Rosalind P. Walter, who inspired the 'Rosie the Riveter' song, has died at 95

Rosalind P. Walter, who inspired the song "Rosie the Riveter," dies at 95.

(CNN)Rosalind P. Walter, the woman behind the song "Rosie the Riveter," has passed away at the age of 95.

Walter died Wednesday, an attorney and a friend confirmed to CNN. She was the inspiration for the 1943 song "Rosie the Riveter," written by Redd Evans and John Jacob Loeb and recorded by Kay Kyser. The song chronicles civilian women employed in the war industry during World War II.
Walter, a Long Island native, worked as riveter on F-4U Corsair fighter planes made in Connecticut, according to a statement from New York public television station WNET, where Walter was a longtime trustee.
Maurizio J. Morello was the attorney who confirmed Walter's death to CNN. He developed a friendship with Walter over their shared interests in tennis and the news, he said.
    Walter, left, poses with tennis legend Billie Jean King.
    "Over many lunches, we spent hours talking about Federer's serve or the papers' headlines, switching back and forth with ease and pleasure," he told CNN. "She was respectful of individuals, ideas and opinions and never, regardless of the circumstances, forgot to say 'please' or 'thank you.'"
    Walter was an active member of society.
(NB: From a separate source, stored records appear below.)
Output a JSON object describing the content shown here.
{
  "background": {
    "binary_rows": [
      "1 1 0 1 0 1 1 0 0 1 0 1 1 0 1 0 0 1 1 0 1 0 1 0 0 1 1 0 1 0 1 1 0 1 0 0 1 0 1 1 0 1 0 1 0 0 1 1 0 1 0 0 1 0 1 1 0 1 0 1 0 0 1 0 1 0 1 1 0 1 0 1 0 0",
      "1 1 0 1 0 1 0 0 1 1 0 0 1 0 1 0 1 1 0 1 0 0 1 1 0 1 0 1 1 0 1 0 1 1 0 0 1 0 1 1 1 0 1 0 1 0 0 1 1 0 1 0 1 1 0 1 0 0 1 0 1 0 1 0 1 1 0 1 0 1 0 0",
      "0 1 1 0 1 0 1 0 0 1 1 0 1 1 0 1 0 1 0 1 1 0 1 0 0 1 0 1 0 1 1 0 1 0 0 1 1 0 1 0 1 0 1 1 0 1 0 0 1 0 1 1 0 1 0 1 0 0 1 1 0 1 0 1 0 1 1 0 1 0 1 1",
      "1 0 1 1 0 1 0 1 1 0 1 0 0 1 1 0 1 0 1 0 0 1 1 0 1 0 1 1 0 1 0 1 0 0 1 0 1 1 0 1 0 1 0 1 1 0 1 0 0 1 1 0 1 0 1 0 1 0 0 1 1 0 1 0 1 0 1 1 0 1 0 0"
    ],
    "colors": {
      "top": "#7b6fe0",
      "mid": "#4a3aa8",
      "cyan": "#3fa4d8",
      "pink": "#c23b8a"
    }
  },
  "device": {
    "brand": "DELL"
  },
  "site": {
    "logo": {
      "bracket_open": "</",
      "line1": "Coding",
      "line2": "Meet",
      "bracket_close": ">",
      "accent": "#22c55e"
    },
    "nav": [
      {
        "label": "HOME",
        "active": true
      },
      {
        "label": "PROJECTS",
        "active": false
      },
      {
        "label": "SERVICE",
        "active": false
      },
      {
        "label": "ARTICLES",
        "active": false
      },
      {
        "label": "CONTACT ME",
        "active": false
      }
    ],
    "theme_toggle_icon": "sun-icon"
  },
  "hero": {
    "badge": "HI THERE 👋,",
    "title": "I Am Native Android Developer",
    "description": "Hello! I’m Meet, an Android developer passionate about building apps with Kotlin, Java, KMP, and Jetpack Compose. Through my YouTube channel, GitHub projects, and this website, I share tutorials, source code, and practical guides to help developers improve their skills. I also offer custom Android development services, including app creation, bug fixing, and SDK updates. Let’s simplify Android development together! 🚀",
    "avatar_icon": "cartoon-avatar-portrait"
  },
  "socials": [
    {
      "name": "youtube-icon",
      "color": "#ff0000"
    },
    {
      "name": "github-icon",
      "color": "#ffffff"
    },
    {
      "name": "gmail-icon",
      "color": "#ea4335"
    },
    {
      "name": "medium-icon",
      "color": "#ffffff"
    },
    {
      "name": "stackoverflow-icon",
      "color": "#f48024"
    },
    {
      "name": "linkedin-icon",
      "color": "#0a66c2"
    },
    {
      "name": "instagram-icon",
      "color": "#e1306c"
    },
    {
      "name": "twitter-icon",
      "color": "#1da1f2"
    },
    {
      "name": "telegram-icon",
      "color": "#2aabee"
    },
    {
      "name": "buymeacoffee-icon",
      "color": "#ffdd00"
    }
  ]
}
Besides her service to WNET, she served on the boards of the American Museum of Natural History, The Paley Center for Media, Grenville Baker Boys & Girls Club, International Tennis Hall of Fame, North Shore Wildlife Sanctuary, Long Island University and USTA Serves, according to WNET.
      The Rosalind P. Walter Foundation gave "crucial support" to many programs on WNET, including PBS NewsHour Weekend, Amanpour and Company, Great Performances and various works from Ken and Ric Burns, according to WNET.
      "Walter cared deeply about the quality and educational value of public television and understood the importance of reaching the broadest possible audience," according to WNET's statement. "She was an inspiration to the millions of viewers who benefited from her generosity — and who saw her name every evening in connection with their favorite programs."